[Data entries]
────────────────────────────────────────
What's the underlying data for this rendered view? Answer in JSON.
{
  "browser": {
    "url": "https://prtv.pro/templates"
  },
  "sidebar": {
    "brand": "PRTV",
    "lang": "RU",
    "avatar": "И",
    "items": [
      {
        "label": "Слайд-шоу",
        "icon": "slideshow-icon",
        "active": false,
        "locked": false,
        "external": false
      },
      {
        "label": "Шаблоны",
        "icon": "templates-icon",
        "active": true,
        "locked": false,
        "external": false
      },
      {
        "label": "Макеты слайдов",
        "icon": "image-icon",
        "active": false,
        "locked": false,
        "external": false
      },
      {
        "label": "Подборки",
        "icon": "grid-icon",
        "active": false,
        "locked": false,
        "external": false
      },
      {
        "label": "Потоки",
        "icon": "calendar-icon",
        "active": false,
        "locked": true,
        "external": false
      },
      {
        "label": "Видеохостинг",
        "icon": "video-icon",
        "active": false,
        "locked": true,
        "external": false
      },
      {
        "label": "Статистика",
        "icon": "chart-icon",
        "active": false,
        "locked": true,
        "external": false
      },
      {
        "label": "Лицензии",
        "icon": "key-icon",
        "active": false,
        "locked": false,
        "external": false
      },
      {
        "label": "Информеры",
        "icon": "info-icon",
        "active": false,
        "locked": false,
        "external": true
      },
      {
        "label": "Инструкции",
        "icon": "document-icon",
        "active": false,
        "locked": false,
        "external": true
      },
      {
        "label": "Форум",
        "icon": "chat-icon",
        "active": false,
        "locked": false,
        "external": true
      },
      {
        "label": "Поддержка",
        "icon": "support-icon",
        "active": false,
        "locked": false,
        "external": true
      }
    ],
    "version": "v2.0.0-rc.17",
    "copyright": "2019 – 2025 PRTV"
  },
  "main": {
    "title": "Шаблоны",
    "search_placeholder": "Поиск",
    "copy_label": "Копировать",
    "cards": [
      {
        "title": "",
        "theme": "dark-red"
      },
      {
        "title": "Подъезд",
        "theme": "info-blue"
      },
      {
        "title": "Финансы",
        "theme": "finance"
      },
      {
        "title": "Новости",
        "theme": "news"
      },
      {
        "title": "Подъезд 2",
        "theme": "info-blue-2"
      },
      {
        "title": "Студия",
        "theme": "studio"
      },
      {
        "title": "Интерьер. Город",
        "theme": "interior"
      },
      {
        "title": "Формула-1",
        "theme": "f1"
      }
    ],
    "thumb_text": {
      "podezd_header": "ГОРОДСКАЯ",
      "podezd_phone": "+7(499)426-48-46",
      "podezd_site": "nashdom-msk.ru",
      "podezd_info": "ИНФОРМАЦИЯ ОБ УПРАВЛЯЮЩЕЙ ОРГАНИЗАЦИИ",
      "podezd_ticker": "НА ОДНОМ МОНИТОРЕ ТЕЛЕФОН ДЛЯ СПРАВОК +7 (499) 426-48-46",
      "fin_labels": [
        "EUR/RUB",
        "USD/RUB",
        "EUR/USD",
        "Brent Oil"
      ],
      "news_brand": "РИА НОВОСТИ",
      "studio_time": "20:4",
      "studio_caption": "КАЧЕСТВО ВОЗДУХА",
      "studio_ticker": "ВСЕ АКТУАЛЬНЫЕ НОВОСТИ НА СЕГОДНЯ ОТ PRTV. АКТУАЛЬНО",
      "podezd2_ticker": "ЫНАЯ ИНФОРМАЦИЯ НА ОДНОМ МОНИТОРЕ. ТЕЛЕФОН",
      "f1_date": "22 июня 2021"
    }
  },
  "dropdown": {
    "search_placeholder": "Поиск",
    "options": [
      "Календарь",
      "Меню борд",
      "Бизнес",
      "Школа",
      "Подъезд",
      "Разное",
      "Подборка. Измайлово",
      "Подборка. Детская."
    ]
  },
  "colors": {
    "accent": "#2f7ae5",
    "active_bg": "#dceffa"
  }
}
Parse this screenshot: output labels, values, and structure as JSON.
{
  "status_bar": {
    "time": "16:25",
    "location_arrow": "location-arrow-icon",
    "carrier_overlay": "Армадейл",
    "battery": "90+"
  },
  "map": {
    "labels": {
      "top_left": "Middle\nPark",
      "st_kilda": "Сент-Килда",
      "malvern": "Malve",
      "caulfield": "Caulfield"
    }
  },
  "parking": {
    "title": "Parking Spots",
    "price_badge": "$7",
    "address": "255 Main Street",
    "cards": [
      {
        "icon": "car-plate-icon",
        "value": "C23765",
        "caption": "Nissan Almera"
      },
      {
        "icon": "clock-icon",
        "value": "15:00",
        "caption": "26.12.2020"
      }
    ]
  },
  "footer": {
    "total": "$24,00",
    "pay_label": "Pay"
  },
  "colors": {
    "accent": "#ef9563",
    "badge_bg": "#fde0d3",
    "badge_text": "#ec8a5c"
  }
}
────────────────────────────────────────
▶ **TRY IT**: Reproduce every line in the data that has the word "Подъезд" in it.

▶ **FINISHED EXERCISE**:
        "title": "Подъезд",
        "title": "Подъезд 2",
      "Подъезд",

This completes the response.